[Stored entries]
________

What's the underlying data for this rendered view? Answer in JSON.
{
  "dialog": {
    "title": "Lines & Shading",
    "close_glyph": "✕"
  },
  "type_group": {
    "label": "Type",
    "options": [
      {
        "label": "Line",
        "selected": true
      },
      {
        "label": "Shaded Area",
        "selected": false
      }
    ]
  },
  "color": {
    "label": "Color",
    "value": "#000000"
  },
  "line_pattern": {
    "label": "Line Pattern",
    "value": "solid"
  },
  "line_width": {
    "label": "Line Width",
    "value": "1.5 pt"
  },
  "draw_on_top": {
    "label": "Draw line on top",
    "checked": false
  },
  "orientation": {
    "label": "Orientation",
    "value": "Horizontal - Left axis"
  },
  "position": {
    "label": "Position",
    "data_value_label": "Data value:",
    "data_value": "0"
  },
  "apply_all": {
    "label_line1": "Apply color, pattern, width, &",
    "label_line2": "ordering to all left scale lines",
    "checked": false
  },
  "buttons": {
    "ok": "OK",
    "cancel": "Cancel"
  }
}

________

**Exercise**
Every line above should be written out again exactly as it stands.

**Output for this task**
What's the underlying data for this rendered view? Answer in JSON.
{
  "dialog": {
    "title": "Lines & Shading",
    "close_glyph": "✕"
  },
  "type_group": {
    "label": "Type",
    "options": [
      {
        "label": "Line",
        "selected": true
      },
      {
        "label": "Shaded Area",
        "selected": false
      }
    ]
  },
  "color": {
    "label": "Color",
    "value": "#000000"
  },
  "line_pattern": {
    "label": "Line Pattern",
    "value": "solid"
  },
  "line_width": {
    "label": "Line Width",
    "value": "1.5 pt"
  },
  "draw_on_top": {
    "label": "Draw line on top",
    "checked": false
  },
  "orientation": {
    "label": "Orientation",
    "value": "Horizontal - Left axis"
  },
  "position": {
    "label": "Position",
    "data_value_label": "Data value:",
    "data_value": "0"
  },
  "apply_all": {
    "label_line1": "Apply color, pattern, width, &",
    "label_line2": "ordering to all left scale lines",
    "checked": false
  },
  "buttons": {
    "ok": "OK",
    "cancel": "Cancel"
  }
}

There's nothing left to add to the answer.